Converting a string to lower case

Converting a string to lower case

How to:

In C#, you can convert a string to lowercase using the ToLower() or ToLowerInvariant() methods. Here’s how:

string originalText = "Hello, World!";
string lowerCaseText = originalText.ToLower();

Console.WriteLine(lowerCaseText); // Prints: hello, world!

And for culture-invariant conversions:

string mixedCaseText = "İstanbul";
string lowerInvariantText = mixedCaseText.ToLowerInvariant();

Console.WriteLine(lowerInvariantText); // Prints: i̇stanbul

Sample output:

hello, world!

Deep Dive

Historically, the need to convert strings to lowercase stems from computer systems that started with case-insensitive commands. Nowadays, we still do this for three main reasons:

  1. Consistency: When treating inputs, especially user-generated data, converting to lowercase ensures a standardized format.
  2. Case-Insensitive Operations: This includes searching, sorting, and comparing strings where “Apple” should be treated the same as “apple”.
  3. Localization: Languages have different rules for casing. ToLowerInvariant() addresses this by providing a culture-independent conversion, turning characters to lowercase based on invariant culture (akin to English) and avoiding unexpected results.

Alternatives to .ToLower() and .ToLowerInvariant() include using regular expressions for replacements or manually iterating through a string for custom conversion scenarios.

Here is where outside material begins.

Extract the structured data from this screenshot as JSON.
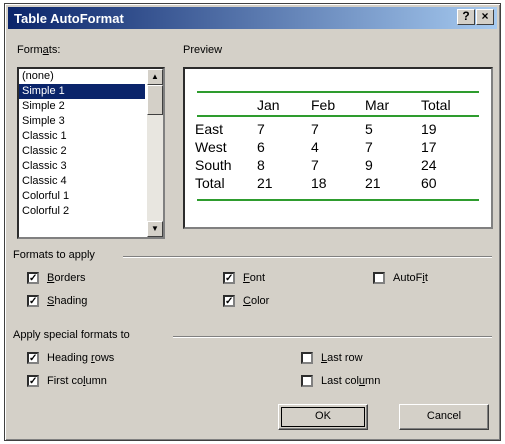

Implementation detail wise, these methods do not modify the original string; strings in .NET are immutable. They create and return a new string that is the lowercase version of the original.

See Also